"We organize them by (transportation movement request) and make sure we have the right trucks going to the right places," said Pfc. Joseph Holland, an ITN escort with the 699th.

The 699th provides for the basic needs of the drivers, said Spc. Tyler Norris, an ITN escort with the platoon and a Las Vegas native. The drivers receive water while they wait to get back in their trucks, he said, and if the drivers have to stay overnight in the frustration yard, the unit provides meals.

This partnership with the Iraqi trucking companies led to an intermingling of cultures between Soldiers and local nationals, said Holland, a Columbus, Ohio native.

"Working with the Iraqis really broke down a lot of cultural barriers and learned biases," said Holland. "A lot of people think they're all terrorists and fear them, but that's not the case. They're a great group of individuals."

Waleed Shaker Youssef, a driver for the ITN and native of Baghdad, said, through an interpreter, he has worked with Soldiers at different bases for five years and has enjoyed the experience.

Norris said the language barrier can be challenging at first.
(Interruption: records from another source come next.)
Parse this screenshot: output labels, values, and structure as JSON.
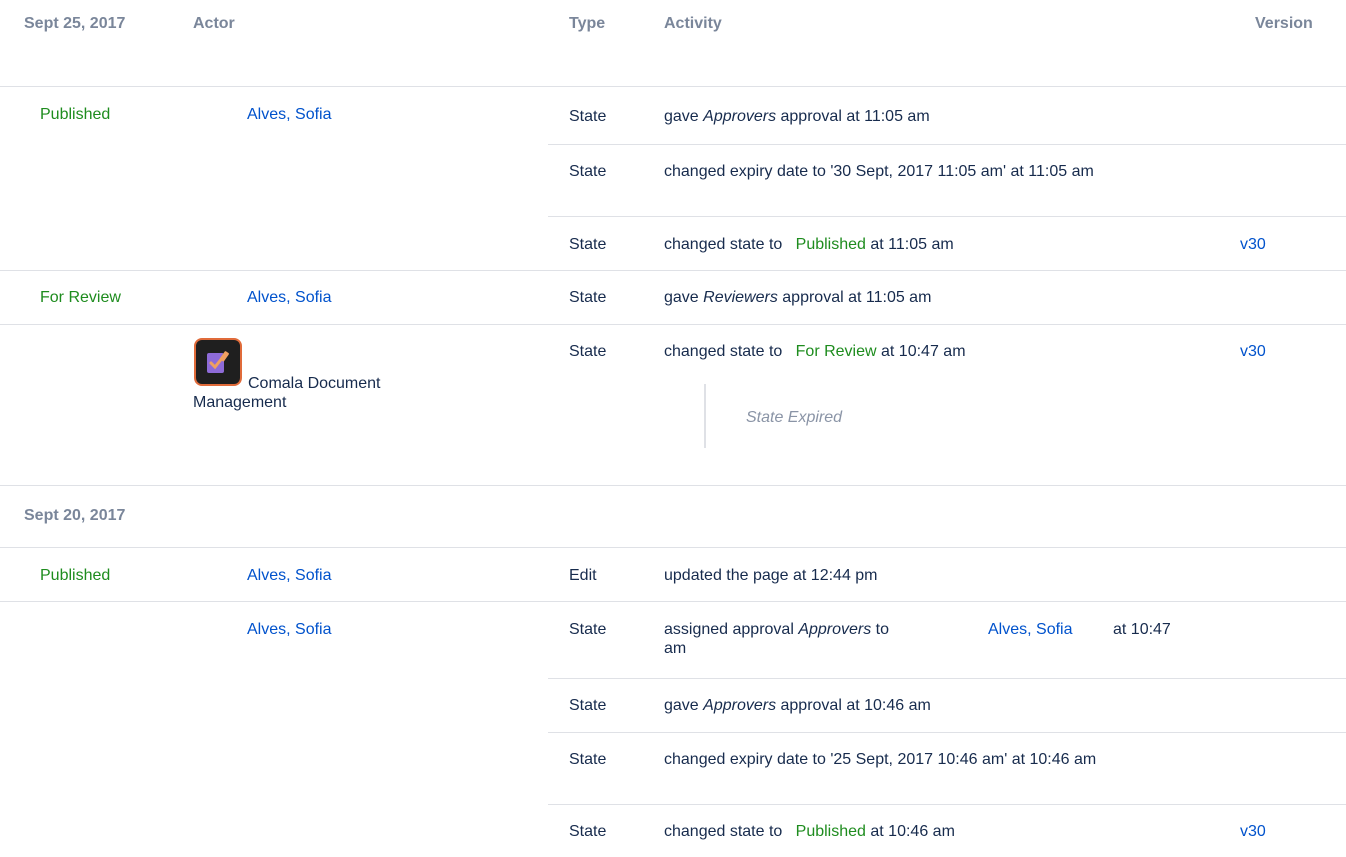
{
  "headers": {
    "date1": "Sept 25, 2017",
    "actor": "Actor",
    "type": "Type",
    "activity": "Activity",
    "version": "Version"
  },
  "date2": "Sept 20, 2017",
  "states": {
    "published": "Published",
    "for_review": "For Review"
  },
  "actor": {
    "name": "Alves, Sofia",
    "app_name": "Comala Document Management"
  },
  "types": {
    "state": "State",
    "edit": "Edit"
  },
  "version": "v30",
  "activities": {
    "r1": {
      "pre": "gave ",
      "em": "Approvers",
      "post": " approval at 11:05 am"
    },
    "r2": "changed expiry date to '30 Sept, 2017 11:05 am' at 11:05 am",
    "r3": {
      "pre": "changed state to",
      "state": "Published",
      "post": "at 11:05 am"
    },
    "r4": {
      "pre": "gave ",
      "em": "Reviewers",
      "post": " approval at 11:05 am"
    },
    "r5": {
      "pre": "changed state to",
      "state": "For Review",
      "post": "at 10:47 am",
      "note": "State Expired"
    },
    "r6": "updated the page at 12:44 pm",
    "r7": {
      "pre": "assigned approval ",
      "em": "Approvers",
      "post": " to",
      "user": "Alves, Sofia",
      "time": "at 10:47",
      "wrap": "am"
    },
    "r8": {
      "pre": "gave ",
      "em": "Approvers",
      "post": " approval at 10:46 am"
    },
    "r9": "changed expiry date to '25 Sept, 2017 10:46 am' at 10:46 am",
    "r10": {
      "pre": "changed state to",
      "state": "Published",
      "post": "at 10:46 am"
    }
  }
}
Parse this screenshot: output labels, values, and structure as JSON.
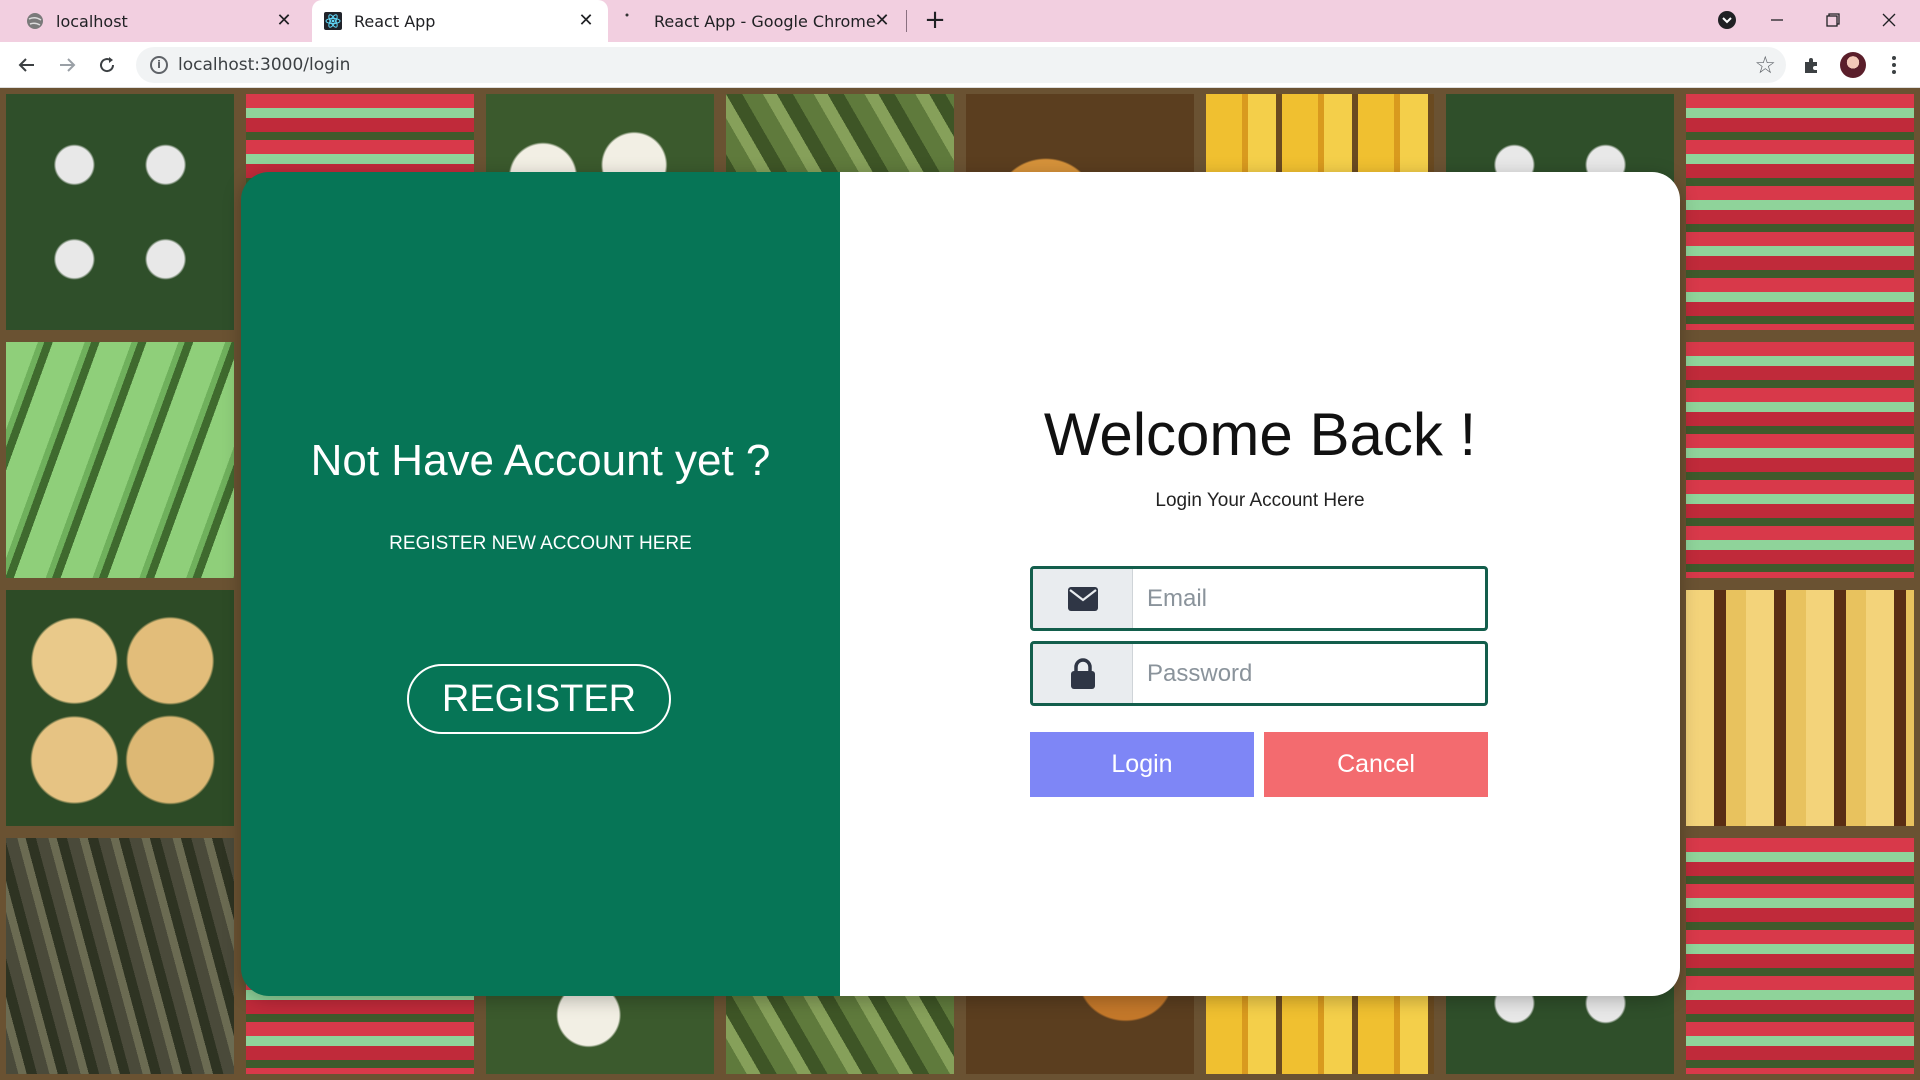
{
  "browser": {
    "tabs": [
      {
        "title": "localhost",
        "active": false
      },
      {
        "title": "React App",
        "active": true
      },
      {
        "title": "React App - Google Chrome",
        "active": false
      }
    ],
    "url": "localhost:3000/login"
  },
  "colors": {
    "left_panel": "#067556",
    "login_button": "#7e86f6",
    "cancel_button": "#f36b6f",
    "input_border": "#135e4c",
    "tab_strip": "#f2cfe0"
  },
  "register_panel": {
    "title": "Not Have Account yet ?",
    "subtitle": "REGISTER NEW ACCOUNT HERE",
    "button_label": "REGISTER"
  },
  "login_panel": {
    "title": "Welcome Back !",
    "subtitle": "Login Your Account Here",
    "email": {
      "placeholder": "Email",
      "value": "",
      "icon": "envelope-icon"
    },
    "password": {
      "placeholder": "Password",
      "value": "",
      "icon": "lock-icon"
    },
    "login_label": "Login",
    "cancel_label": "Cancel"
  }
}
"Most of them understand us," said Norris. "We use a lot of hands and arm signals, and understanding Arabic is a lot easier than actually speaking it."

He said most communication is easy enough when gestures fill in the blanks, but there are times they need a translator to convey specific instructions.

The Iraqis are not as different from Americans as some would think, said Holland. There are more similarities than differences, he said.

After drivers have been cleared through security, 699th Soldiers escort them to the central receiving and shipping point, where they wait until their trucks are ready to be loaded, said Norris.

The long hours involved with escorting the ITN drivers are part of a working relationship, Norris said.

The drivers have been given an opportunity to make an honest living through the partnership, said Youssef.

"As far as Iraqi to American, American to Iraqi, they understand our concepts, our goals and what has to go on," said Norris.